Of course, there are exceptions to my complaints and there are lots of good vets out there.  Vets that don’t want to have them overnight for observation for no real reason. Vets that don’t recommend unnecessary blood tests.  Vets that don’t go to lengths to argue wild canines have grain-heavy diets.  If you find or have one, hang on to them!

For us, however, we could nearly fill a recreational kickball team with our team of vets.  Or at least a travelling band.  We seem to collect them like trading cards, noting opinions and specialities, often trading one in for another.

Yes, it is true; we are veterinarily promiscuous.
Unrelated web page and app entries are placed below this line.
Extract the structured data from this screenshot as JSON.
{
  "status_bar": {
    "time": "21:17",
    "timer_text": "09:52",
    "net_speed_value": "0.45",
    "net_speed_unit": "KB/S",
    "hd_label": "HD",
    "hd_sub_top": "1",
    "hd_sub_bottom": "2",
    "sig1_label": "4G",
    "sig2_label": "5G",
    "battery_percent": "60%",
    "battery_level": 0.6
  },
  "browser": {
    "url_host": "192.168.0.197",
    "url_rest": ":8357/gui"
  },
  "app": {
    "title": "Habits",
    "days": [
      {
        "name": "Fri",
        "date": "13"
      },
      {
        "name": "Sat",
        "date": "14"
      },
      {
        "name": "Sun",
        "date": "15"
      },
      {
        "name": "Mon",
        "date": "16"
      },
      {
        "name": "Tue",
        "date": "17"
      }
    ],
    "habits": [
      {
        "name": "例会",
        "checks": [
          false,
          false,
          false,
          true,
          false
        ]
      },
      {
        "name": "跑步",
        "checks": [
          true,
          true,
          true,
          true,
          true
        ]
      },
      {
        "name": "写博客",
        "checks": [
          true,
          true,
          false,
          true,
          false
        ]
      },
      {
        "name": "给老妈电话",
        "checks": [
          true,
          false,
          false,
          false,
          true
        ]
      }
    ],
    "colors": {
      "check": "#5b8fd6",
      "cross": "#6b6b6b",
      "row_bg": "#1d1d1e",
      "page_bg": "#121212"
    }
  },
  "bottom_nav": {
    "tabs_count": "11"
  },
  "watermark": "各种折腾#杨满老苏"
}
But I find everything I wanted in one vet, maybe I wouldn’t need to call in a second opinion.  I want a holistic opinion to compare with the one that’s more “western medicine”.  And I want to have that information when we see a specialist.  I want a thorough explanation of the problem, prognosis, and the options for treatment – no sugar-coating.  I want to be able to understand what’s going on and be able to Google it at home later.  And I want to trust that I’m not being taken advantage of, instead of having to compare the price for services across the city, because the realisation that one place can charge you $200 to neuter your dog and another can be upwards of $600 is ridiculous.

Because even though we have pet insurance, I’m not going to put Moses or Alma through unnecessary treatments and I’m not going to pay an exorbitant mark-up on services just because.

So yesterday when Alma was unusually demure and I found the cause in a lower incisor, I was not looking forward to the forthcoming rigamarole.

A dental cleaning with potential extraction is in order.  Let the shopping around begin.

Why can't you just be straight with us?

I better work on my pokerface, too.  “$485 base price for a dental cleaning?  Extraction on top of that?  And post-op meds?  And an additional pre-surgery check-up?   And pre-anestheric bloodwork for the low, low price of $80? No, no, that all seems perfectly reasonable.  Mere pocket change. I assume you can break a $1,000?”

I wish.